The task was a simple one; the decision was anything but. Naming the most significant European import of the year for the 2003 european car Grand Prix trophy was the most difficult decision we've faced in the five years of this annual accolade. Our eight-car field is so loaded with talent that the panel of judges spent days behind the wheel of each car to learn all we could of their strengths and weaknesses, and many hours in the office (and a couple of bars) were spent debating their merits and deficiencies.
The most important goal for the european car Grand Prix panel of testers was to identify that one car which is able to reach into the soul of the automotive enthusiast and arouse the desire to climb behind the steering wheel for the simple enjoyment of driving.
To understand the european car Grand Prix is to wind out a great motor along a twisting country road; it's to pit a superior chassis against the challenges of changing surfaces and devious apexes; it's to revel in the dance between pedals, steering wheel and shift lever; it's to find yourself grinning from the sheer joy of driving.
We don't use performance figures in this competition.
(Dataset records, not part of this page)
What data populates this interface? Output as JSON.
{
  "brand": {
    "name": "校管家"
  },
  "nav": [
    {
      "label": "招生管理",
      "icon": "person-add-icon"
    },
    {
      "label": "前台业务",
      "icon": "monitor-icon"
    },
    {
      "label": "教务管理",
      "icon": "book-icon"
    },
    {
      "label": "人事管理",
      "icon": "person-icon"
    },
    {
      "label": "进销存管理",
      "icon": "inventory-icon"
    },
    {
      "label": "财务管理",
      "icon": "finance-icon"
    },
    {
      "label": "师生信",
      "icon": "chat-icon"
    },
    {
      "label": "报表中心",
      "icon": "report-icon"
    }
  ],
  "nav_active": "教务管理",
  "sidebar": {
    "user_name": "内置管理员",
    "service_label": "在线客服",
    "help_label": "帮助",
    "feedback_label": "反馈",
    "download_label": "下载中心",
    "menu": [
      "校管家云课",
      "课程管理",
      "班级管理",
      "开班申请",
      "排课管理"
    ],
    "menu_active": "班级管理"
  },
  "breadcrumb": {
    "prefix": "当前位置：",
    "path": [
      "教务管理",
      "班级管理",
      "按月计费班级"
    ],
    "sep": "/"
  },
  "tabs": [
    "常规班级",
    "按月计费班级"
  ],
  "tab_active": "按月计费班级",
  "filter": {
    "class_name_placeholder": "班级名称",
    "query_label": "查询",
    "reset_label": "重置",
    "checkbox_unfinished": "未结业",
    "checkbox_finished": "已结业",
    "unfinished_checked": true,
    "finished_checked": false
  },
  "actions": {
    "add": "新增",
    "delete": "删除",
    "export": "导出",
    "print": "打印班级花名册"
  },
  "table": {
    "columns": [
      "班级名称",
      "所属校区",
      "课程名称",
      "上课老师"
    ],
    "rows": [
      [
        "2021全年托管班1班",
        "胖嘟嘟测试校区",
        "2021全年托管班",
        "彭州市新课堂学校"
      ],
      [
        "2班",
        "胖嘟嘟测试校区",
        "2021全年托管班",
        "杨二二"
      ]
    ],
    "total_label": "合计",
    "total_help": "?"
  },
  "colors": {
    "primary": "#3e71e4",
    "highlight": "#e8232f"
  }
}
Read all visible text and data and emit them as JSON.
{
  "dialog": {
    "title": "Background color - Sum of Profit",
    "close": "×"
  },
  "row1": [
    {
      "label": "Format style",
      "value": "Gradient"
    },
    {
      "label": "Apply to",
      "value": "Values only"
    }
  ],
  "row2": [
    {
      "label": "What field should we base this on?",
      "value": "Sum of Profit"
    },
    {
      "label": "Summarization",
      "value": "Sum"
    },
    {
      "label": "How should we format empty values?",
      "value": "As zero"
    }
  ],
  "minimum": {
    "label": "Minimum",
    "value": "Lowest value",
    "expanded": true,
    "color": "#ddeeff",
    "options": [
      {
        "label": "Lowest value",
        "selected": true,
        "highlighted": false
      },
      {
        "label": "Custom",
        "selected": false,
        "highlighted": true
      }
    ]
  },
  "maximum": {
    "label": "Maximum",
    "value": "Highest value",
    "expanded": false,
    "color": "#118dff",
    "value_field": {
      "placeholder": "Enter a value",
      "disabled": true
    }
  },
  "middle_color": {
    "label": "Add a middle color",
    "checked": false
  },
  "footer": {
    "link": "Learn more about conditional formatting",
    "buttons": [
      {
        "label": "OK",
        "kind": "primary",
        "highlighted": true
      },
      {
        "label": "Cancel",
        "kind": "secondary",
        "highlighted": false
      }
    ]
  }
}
We're more interested in how the car is an important step forward for the manufacturer. Is it because of the introduction of exciting new technology, or is it a well-aimed thrust into a new market segment? Underscore the word "significant," though don't suppose our definition of the term remains constant. Each of the cars in this year's contest is, in some way, extremely important to its maker. A common comment from our panel went something like, "Any of these cars could find a place in my garage." But we couldn't very well call it an eight-way tie and design eight different trophies. Our contest demands a winner, and finally all agreed that one car showed all the traits that qualify it as a champion.
Eight Great Contenders for our Car of the Year